There was no selling whatsoever. There were no forced statements formally or doctrinally. So what did the delay give us? It gave the editing team quite a bit more leeway and freedom to construct and edit something that otherwise has been extremely scripted and canned. The format of the conversation appears to have been far more conversational and spur-of the moment. The presentation of the conversation, however, was crisper, clearer, and more cohesive than even the scripting of the previous trainings could have been. Though the form allowed for tangents and slight diversions, there was no dead time in this broadcast. Any lulls or awkwardness where two or more people might have been talking on top of one another where beautifully edited out. Now, instead of dead, boring, or uninspired (uninspiring) exposition for the duration of the conversation, the dialogue consisted of stories, anecdotes, and surprising scripture references that were personal and actually meant something to those saying them. If nothing else, we were again reminded that general officers of the church are called to such positions because of their spiritual maturity and their abilities to serve, love and teach the general body of the church and not for their acting ability or their selling talents. I can't say enough about this new change.
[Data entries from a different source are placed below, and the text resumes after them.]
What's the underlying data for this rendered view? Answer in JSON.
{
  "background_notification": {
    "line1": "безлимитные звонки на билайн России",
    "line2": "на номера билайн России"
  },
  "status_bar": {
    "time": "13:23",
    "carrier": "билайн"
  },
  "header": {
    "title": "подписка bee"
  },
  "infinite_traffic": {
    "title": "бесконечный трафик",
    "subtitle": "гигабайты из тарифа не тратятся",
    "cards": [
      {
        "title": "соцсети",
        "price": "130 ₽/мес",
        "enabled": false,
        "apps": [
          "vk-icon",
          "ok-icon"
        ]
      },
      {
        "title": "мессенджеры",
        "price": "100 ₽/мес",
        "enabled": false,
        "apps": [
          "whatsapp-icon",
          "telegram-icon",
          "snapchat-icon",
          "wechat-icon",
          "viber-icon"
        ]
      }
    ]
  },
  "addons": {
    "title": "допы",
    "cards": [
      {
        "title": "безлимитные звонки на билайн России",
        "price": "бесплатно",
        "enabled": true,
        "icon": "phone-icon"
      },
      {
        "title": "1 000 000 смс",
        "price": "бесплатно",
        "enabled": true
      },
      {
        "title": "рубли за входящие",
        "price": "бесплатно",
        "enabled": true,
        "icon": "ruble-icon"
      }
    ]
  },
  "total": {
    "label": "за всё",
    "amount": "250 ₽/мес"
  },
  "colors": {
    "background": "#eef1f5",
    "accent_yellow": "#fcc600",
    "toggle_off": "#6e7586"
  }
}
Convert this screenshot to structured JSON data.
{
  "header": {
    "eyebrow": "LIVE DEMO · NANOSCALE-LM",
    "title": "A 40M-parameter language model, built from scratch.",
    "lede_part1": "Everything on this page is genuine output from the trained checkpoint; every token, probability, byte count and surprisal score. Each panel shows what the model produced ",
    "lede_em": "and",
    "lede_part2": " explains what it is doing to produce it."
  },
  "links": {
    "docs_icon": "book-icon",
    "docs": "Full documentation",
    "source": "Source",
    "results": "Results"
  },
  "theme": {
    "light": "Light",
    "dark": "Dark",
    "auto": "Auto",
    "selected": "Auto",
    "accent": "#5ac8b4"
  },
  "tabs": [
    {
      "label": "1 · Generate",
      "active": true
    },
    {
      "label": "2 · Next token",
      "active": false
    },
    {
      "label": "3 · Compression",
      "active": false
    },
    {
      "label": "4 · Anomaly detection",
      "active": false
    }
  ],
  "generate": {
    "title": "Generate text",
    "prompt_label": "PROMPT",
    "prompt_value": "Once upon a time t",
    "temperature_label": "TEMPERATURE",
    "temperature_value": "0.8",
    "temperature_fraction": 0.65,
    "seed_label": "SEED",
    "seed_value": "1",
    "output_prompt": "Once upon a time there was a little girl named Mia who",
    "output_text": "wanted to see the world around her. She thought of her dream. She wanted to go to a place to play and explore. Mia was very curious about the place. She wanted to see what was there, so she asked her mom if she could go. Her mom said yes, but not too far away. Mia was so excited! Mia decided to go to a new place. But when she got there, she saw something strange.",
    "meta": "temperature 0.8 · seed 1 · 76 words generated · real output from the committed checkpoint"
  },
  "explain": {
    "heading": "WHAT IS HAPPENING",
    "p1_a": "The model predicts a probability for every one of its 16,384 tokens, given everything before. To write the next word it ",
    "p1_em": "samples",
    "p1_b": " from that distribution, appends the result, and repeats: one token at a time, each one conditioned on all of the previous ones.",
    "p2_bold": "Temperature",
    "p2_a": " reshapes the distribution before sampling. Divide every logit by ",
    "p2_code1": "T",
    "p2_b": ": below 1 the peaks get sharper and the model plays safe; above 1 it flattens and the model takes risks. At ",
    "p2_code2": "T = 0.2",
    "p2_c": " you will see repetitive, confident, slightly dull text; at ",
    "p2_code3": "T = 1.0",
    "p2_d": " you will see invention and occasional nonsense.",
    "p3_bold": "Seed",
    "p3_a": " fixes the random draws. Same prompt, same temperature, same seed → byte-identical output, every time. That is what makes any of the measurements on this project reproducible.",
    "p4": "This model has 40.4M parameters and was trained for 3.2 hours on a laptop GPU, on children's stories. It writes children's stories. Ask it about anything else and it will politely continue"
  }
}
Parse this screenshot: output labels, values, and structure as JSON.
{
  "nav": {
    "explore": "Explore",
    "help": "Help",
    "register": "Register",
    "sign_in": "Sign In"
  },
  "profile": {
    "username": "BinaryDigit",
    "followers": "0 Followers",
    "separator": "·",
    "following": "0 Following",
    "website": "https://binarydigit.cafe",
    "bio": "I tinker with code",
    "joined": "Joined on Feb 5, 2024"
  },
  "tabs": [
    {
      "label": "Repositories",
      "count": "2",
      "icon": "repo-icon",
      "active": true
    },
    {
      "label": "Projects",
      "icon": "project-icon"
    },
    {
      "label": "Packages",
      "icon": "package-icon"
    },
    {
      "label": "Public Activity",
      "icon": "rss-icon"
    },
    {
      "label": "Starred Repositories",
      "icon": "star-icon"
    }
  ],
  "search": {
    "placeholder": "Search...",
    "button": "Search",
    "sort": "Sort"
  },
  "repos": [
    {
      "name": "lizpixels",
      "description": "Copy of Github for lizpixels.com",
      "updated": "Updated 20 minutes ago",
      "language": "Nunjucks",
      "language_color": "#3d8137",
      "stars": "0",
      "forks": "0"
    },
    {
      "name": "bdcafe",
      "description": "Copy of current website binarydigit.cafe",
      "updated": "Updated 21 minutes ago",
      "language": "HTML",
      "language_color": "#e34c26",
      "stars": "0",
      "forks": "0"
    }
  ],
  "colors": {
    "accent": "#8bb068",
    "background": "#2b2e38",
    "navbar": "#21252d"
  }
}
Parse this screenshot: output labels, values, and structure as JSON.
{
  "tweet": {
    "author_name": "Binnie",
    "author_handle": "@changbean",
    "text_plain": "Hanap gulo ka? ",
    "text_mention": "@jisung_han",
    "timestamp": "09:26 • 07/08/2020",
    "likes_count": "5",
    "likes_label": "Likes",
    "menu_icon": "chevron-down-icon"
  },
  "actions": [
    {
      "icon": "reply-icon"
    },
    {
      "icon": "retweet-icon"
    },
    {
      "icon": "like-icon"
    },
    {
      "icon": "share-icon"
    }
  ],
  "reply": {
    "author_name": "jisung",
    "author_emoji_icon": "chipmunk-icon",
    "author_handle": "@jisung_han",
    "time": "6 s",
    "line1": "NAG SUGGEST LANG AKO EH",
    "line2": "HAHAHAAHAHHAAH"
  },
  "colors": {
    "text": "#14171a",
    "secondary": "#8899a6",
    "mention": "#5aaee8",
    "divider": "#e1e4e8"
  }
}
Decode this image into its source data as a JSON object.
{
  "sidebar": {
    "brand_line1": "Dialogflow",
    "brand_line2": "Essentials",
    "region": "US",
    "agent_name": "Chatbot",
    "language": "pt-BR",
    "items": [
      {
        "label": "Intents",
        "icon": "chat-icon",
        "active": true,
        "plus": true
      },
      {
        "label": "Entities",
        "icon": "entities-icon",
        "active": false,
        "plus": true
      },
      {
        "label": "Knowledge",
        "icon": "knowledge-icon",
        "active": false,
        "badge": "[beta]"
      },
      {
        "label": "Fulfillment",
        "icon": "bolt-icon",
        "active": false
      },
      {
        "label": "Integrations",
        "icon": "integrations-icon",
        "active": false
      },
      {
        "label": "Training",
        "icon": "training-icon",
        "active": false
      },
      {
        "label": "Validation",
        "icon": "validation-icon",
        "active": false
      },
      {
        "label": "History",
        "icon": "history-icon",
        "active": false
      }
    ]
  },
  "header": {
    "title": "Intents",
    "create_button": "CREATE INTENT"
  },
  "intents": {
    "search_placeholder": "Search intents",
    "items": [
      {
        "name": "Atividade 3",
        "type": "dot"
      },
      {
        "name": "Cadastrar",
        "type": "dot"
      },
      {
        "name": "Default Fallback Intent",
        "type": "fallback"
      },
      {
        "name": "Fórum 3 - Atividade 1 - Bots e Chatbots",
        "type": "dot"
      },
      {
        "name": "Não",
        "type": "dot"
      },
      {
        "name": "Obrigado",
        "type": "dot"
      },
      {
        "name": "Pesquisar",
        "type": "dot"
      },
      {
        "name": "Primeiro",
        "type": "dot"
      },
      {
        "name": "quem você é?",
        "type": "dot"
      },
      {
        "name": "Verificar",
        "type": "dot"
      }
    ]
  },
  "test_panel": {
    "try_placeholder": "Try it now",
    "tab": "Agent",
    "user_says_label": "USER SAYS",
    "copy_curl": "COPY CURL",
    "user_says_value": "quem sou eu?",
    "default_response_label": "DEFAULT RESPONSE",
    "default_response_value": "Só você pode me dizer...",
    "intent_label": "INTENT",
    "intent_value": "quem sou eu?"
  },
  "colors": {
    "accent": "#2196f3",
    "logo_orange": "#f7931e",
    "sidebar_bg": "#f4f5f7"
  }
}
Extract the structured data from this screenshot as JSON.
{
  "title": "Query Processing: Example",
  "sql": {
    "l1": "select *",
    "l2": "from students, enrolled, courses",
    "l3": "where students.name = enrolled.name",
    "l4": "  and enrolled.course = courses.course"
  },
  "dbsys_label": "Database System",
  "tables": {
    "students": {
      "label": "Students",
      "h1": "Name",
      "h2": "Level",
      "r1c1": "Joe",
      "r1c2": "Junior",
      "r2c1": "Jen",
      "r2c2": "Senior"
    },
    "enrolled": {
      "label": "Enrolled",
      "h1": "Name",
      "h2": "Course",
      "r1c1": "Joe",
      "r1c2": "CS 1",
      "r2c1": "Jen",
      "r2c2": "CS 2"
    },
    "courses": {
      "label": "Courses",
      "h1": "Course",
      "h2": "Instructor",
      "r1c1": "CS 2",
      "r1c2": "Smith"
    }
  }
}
Kiarostami reminded us that profundity is to be found in cliché, but this training reminds us that we must be very careful which clichés we embody: nothing that is canned can be led by the Spirit. Do we agree on this? Can it be any other way? Likewise, our church has no business, I assert, speaking in a language created for financial gain. There is no room for that.

Ionesco stated that there are some world views so complex that they cannot be expressed in any other way than through plays, or essentially dialogue. The creators of infomercials are well aware of a perversion of this concept: that they have more convincing power when two people are talking and they are both convinced ("Isn't that right, Bob?" "Yes, that's exactly right, Alan." or "I can't believe its true! 2 knives for the price of 1!?" "Yes, you've got it, Bob, 2 knives for the price of 1!"). But this last training on the family seemed to me to get it right. The most complex concepts were saved for the table. They talked about idealized versions of romance as well as harsh realities of the need for work in marriage. There was an exciting balance between pragmatics and idealizations while making room for exceptions. Though the stories were often centered in an American Bourgeoisie background, there were many encouraging things said about single women and widows and broken homes.

Needless to say, I can't wait to see what further step the Communications department will take next.